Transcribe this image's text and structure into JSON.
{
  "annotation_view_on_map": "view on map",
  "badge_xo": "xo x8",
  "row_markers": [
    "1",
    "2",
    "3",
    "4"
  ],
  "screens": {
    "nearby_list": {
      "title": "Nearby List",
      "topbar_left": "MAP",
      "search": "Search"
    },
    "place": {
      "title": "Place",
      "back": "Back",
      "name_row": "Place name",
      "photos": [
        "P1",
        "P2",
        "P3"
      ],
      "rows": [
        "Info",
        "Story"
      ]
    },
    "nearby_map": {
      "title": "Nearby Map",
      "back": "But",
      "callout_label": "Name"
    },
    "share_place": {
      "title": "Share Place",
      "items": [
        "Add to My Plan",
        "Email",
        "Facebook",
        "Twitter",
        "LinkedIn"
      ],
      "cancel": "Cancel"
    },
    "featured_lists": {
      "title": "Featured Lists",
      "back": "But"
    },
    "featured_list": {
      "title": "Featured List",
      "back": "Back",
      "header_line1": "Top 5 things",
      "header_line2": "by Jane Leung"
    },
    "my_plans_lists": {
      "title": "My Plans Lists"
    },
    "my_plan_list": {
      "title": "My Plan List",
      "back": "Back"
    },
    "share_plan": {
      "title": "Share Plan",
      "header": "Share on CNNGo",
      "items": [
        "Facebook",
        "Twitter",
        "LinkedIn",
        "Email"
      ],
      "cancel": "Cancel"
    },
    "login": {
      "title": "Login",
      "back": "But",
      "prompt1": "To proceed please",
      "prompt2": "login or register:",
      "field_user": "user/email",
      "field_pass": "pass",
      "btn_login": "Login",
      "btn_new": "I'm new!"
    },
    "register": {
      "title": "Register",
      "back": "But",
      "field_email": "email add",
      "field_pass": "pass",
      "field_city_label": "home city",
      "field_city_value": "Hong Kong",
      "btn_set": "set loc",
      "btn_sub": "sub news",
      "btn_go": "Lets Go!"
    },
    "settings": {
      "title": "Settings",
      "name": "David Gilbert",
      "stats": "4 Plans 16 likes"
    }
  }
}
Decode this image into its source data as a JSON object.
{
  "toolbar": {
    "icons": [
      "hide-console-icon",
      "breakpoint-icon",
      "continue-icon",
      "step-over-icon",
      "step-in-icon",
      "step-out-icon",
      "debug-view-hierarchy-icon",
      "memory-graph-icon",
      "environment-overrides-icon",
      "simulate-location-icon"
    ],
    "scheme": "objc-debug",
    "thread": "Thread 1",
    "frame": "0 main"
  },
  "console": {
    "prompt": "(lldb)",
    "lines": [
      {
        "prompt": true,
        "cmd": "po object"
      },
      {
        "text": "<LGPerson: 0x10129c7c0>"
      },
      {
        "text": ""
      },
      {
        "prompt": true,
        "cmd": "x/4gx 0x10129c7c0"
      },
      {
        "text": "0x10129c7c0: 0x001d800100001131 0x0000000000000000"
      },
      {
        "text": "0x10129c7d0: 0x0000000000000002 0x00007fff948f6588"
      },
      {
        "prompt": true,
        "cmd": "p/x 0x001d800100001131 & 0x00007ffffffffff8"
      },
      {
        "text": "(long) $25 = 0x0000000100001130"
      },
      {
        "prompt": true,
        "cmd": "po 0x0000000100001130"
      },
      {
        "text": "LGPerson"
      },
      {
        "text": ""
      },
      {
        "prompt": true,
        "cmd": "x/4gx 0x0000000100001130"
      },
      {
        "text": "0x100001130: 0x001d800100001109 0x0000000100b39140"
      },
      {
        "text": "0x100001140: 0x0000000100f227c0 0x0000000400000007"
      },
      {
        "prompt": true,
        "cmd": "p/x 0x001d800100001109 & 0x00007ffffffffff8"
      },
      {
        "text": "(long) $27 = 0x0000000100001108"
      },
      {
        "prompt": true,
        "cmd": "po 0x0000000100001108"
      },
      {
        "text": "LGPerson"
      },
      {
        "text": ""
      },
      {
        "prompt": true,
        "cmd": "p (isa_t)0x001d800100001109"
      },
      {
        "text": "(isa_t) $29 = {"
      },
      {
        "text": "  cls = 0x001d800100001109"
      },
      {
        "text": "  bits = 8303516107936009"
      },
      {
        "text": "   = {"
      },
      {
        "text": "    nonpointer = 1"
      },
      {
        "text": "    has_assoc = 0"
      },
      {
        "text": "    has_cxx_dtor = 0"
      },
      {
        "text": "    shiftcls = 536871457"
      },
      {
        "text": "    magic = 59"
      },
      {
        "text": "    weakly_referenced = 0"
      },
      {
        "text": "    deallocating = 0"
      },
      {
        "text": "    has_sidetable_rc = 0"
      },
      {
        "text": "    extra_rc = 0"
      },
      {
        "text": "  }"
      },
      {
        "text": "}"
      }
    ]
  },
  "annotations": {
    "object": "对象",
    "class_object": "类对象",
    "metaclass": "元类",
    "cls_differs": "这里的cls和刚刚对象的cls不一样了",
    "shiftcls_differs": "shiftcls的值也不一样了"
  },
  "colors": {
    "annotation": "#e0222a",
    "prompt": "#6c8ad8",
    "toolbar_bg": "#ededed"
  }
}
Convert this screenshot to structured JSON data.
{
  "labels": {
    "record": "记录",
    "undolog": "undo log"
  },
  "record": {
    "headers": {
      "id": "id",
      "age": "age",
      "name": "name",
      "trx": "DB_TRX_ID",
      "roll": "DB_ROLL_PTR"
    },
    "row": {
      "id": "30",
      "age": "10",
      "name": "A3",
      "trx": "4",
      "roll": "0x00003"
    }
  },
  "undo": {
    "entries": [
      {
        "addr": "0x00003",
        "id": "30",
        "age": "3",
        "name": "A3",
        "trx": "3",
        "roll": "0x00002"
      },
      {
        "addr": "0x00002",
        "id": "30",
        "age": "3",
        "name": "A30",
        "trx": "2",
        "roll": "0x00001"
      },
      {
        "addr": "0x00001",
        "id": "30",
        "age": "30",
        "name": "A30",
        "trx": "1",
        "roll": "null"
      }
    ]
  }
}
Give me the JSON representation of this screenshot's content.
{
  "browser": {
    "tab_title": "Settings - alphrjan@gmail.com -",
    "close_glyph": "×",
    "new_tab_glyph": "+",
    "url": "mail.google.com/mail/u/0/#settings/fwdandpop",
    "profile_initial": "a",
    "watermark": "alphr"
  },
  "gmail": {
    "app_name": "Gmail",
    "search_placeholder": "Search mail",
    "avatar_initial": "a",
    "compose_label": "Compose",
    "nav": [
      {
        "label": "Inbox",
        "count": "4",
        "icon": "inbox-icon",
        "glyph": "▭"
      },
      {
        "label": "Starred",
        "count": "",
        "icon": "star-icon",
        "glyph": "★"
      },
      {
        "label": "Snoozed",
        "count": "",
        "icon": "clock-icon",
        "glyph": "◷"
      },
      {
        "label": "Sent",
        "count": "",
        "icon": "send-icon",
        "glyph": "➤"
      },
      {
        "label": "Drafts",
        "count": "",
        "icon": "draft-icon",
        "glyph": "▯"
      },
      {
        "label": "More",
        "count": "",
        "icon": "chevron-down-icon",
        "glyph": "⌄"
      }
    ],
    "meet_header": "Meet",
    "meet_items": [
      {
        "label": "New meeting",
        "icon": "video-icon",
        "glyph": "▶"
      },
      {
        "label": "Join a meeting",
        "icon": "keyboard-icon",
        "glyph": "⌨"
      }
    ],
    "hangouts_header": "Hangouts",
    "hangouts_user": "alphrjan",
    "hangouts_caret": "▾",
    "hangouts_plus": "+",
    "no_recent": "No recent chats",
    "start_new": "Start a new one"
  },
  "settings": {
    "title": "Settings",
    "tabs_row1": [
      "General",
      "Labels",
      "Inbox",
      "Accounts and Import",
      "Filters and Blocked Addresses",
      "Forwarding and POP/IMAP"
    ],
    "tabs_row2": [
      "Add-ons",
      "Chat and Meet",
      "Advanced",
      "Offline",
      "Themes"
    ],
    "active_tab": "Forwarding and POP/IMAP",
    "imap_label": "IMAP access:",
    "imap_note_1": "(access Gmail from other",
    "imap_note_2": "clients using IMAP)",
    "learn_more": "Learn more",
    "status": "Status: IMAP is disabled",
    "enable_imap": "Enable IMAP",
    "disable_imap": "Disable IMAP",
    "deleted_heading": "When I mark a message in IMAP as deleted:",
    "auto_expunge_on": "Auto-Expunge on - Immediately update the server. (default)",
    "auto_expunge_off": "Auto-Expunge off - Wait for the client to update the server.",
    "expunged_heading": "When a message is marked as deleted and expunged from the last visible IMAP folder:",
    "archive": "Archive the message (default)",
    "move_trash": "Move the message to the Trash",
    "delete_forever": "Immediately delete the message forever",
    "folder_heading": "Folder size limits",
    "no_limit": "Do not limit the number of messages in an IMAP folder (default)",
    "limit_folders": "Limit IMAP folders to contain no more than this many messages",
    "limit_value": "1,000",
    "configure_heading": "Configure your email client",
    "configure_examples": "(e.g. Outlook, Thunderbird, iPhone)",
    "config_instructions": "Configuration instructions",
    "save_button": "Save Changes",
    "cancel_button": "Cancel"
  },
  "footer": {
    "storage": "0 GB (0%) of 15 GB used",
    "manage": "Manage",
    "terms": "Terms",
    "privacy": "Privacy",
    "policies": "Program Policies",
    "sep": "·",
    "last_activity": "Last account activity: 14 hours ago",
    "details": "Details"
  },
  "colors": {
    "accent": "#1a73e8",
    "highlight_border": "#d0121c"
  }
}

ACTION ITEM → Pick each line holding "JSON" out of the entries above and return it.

RESULT FOR THIS EXERCISE →
Transcribe this image's text and structure into JSON.
Decode this image into its source data as a JSON object.
Convert this screenshot to structured JSON data.
Give me the JSON representation of this screenshot's content.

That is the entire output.